25 Mar What can we learn about happiness from Facebook?
Facebook Measures British, Canadian, and Australian Happiness, Serious Case of Mondays
Facebook is a friendly distraction for most of us, but that doesn’t mean it can’t also be a tool: Facebook’s been exploring those billions of status updates as a social data source for example. The data on happiness indices around the world are fascinating.
Back in October 2009 Facebook began this experiment, using anonymized status updates from its U.S. users and correlating key words inside them with the Gross National Happiness Index (a movement dedicated to assessing how cheery or upset a nation’s citizens are.) Essentially Facebook’s data team picked key phrases that relate to positive or negative emotions, made a frequency count of their occurrence and look at how the resulting data trends over time.

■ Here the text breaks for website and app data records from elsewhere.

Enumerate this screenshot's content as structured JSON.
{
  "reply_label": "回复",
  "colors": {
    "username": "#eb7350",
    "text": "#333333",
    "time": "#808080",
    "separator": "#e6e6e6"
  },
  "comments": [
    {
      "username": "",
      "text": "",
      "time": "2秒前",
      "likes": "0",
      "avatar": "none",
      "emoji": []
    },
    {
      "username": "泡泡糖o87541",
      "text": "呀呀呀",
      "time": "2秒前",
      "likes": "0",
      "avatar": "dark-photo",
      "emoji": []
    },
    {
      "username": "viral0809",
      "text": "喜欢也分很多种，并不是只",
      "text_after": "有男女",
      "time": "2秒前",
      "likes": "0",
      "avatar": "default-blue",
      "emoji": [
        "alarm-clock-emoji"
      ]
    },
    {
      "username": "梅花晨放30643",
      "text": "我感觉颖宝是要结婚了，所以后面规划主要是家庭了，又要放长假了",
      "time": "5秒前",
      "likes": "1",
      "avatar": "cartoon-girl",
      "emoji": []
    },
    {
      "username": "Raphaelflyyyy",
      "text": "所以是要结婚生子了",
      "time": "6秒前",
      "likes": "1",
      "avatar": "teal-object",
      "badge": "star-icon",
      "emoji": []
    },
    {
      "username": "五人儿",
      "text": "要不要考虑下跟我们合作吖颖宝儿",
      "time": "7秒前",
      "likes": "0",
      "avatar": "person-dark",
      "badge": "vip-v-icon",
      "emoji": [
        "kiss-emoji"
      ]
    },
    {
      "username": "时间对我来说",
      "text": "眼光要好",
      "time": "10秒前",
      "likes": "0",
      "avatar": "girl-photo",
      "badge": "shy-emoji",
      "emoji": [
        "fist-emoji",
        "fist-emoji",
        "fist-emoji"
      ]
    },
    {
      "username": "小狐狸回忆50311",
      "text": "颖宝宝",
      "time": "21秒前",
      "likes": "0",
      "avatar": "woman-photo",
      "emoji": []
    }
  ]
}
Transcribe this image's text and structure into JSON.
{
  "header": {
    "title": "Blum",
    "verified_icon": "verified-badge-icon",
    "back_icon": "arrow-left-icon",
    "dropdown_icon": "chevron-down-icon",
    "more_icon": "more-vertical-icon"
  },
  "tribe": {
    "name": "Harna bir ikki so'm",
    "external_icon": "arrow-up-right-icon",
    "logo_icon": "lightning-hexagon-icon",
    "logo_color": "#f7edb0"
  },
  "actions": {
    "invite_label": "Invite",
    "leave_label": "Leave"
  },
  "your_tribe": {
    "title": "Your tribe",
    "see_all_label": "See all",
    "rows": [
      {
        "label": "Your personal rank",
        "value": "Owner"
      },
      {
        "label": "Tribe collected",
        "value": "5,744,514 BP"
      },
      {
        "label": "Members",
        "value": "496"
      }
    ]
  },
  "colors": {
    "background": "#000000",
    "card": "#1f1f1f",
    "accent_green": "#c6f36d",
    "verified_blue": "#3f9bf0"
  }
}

Some of the data isn’t all that surprising, but it does prove the validity of the experiment: For example the “happiness” count tends to go up towards the end of each week and peak at the weekend. Nobody, but nobody, prefers workdays and Mondays. Facebook had to tweak the key words it searched for due to different populations in each of the new nations it’s been analyzing (the U.K., Canada, and Australia) and to obvious “cultural differences in how people use language,” as their blog posting puts it. It would be unusual to see Brits saying they had a “bonza” morning, just as for a Canadian to note their afternoon was “a little sub-par.”
But the headline conclusions are actually amusing…to read more just click here